● **Exercise goal**: Please determine how many lines of the material include the word "icon", and respond with nothing but that number.
─── Given information
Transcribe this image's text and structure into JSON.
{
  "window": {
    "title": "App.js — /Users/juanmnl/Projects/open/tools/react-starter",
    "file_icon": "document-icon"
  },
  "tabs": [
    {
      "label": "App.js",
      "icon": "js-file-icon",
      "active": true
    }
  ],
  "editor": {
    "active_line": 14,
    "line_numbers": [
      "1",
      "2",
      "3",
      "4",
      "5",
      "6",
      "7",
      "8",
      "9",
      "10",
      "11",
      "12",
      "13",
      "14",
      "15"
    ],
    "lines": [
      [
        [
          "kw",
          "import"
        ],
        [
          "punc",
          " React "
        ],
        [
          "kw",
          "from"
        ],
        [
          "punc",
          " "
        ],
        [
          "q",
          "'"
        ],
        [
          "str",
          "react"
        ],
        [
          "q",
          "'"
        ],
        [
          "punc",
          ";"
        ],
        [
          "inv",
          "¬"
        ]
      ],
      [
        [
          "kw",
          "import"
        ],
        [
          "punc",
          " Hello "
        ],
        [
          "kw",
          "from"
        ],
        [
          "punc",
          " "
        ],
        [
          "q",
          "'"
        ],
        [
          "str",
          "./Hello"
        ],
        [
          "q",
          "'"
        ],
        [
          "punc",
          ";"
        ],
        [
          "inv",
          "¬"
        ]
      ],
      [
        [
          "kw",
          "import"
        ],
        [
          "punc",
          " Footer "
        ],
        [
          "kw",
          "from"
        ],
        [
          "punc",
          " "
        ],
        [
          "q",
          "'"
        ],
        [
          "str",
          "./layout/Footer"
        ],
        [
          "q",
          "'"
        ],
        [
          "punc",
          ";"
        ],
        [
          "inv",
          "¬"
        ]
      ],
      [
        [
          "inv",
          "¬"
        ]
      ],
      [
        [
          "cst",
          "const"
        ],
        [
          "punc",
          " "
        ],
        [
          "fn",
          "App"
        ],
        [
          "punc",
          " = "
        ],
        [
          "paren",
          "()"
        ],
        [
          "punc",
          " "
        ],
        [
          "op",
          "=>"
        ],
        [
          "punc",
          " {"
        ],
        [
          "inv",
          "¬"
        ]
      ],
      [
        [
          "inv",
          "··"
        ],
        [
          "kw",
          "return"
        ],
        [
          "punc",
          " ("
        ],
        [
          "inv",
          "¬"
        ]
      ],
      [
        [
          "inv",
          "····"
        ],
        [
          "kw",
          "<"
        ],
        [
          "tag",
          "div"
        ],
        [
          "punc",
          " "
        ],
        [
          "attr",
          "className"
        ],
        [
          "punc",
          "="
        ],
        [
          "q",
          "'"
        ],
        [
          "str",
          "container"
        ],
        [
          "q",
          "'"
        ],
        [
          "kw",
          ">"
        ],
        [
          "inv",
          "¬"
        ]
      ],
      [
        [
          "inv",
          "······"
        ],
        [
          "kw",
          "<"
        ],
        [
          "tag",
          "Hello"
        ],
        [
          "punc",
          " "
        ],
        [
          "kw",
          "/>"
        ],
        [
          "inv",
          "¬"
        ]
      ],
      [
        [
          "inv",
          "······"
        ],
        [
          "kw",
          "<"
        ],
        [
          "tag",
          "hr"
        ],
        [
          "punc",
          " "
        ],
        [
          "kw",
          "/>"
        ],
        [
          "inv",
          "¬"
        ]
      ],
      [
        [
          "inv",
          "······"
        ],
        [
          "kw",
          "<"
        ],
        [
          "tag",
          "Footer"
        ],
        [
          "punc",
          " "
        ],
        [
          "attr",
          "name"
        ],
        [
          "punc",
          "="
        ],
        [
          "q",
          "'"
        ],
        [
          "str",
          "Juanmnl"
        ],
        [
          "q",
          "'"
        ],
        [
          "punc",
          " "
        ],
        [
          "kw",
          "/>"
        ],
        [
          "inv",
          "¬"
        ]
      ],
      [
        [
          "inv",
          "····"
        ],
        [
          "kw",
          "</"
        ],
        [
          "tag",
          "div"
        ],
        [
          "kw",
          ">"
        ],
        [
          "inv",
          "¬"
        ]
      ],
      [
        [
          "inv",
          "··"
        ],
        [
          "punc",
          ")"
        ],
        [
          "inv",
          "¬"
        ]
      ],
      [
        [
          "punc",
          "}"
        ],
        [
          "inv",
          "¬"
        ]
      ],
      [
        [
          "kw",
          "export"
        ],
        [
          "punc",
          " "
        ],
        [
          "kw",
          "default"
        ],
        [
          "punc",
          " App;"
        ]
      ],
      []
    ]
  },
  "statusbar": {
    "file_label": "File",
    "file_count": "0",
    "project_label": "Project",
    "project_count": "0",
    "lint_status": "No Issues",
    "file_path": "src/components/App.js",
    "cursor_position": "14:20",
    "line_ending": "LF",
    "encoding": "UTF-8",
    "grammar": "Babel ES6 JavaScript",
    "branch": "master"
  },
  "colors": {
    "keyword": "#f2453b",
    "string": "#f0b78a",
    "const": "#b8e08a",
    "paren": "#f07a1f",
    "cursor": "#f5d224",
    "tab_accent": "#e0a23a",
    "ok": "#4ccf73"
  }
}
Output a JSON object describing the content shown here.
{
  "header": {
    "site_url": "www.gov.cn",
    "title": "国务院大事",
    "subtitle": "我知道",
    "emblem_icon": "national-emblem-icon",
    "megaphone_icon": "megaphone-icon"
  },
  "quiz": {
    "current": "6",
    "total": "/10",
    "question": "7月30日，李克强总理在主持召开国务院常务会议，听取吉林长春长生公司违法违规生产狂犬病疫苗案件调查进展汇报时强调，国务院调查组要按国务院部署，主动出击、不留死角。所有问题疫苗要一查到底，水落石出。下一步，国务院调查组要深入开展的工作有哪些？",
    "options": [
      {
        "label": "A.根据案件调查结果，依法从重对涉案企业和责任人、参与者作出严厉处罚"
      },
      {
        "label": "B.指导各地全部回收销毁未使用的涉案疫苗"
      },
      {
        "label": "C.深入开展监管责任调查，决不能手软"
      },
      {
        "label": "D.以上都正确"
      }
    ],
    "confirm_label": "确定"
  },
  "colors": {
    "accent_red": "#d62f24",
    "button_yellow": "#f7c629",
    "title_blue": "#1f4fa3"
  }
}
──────
● **Task answer**: 4